» **Work instruction**:
Write how many lines in the records below include the string "hours". No other text should be given.

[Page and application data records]

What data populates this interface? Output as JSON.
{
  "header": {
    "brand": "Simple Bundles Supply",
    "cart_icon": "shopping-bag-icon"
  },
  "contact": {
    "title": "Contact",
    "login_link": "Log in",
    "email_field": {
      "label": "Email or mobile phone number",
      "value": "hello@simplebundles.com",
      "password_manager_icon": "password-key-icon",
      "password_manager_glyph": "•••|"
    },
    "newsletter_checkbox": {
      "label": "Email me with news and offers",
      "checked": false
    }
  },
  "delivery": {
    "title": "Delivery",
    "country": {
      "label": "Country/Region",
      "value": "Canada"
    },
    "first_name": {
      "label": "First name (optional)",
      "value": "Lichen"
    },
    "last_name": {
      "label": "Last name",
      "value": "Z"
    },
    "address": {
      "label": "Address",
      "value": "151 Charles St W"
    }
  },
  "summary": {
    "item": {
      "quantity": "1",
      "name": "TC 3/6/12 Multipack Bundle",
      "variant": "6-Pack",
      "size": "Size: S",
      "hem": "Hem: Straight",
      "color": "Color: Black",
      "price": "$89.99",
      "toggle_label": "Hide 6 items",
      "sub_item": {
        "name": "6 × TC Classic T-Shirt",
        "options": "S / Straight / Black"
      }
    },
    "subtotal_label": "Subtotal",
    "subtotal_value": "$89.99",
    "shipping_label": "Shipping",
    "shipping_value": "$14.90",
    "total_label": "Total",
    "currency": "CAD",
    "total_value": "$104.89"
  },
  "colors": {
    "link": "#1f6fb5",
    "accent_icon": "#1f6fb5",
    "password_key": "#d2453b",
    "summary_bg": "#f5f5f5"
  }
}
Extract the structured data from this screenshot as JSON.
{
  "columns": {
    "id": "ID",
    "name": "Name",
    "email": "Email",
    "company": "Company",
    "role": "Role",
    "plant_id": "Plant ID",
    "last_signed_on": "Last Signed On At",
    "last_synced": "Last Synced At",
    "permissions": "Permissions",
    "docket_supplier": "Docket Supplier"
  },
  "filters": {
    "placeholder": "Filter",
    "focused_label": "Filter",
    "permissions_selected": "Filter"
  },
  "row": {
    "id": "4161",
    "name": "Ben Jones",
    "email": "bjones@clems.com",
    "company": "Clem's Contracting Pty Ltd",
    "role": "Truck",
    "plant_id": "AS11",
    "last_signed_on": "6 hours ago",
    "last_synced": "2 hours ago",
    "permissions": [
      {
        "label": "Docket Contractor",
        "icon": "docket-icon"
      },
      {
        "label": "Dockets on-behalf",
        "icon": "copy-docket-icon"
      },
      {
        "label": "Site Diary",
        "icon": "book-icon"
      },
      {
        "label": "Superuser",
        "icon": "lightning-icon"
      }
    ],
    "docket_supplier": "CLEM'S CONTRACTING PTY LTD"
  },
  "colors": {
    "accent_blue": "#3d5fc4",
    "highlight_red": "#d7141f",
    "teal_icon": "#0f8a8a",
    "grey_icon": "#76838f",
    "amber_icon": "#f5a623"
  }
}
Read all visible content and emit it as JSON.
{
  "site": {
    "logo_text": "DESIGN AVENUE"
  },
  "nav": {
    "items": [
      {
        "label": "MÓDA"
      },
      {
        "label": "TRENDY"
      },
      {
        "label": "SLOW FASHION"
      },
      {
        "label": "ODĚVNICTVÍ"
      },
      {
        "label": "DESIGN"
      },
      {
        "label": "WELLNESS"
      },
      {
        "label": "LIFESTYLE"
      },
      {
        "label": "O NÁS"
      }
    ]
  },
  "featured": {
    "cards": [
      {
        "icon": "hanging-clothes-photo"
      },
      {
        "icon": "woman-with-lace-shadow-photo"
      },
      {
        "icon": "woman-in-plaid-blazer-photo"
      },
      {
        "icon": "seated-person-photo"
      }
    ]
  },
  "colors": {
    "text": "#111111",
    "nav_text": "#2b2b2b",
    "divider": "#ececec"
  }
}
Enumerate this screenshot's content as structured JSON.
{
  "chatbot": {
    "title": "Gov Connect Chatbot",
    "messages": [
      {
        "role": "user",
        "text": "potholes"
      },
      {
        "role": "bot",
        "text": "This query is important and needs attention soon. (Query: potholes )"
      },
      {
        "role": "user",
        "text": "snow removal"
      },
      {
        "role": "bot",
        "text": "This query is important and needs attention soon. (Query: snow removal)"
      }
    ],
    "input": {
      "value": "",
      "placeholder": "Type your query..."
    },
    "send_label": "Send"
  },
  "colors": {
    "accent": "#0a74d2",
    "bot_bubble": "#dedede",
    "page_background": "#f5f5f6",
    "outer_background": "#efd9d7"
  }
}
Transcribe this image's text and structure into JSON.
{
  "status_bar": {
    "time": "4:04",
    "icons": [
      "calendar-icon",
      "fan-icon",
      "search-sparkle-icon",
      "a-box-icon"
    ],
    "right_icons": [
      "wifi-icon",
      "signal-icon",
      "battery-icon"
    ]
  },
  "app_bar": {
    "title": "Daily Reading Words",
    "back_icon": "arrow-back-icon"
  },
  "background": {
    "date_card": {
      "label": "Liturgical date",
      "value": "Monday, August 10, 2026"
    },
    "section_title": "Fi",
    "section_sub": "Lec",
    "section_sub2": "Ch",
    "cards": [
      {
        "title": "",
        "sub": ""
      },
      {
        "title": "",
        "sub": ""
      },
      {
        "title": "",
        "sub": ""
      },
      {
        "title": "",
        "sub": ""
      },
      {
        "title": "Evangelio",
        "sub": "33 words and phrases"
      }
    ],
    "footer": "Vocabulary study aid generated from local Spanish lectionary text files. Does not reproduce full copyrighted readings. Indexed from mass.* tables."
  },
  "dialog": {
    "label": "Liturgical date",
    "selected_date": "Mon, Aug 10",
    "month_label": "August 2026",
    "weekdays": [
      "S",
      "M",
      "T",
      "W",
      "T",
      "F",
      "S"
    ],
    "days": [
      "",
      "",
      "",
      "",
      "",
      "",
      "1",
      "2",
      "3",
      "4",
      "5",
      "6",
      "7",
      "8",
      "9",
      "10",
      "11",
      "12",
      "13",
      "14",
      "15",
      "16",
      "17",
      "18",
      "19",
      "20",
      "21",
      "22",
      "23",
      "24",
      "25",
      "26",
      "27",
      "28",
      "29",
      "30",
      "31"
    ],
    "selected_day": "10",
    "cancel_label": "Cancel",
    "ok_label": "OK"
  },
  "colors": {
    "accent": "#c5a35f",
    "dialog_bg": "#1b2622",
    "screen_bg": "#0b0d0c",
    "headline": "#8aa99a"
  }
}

» **Answer below**:
2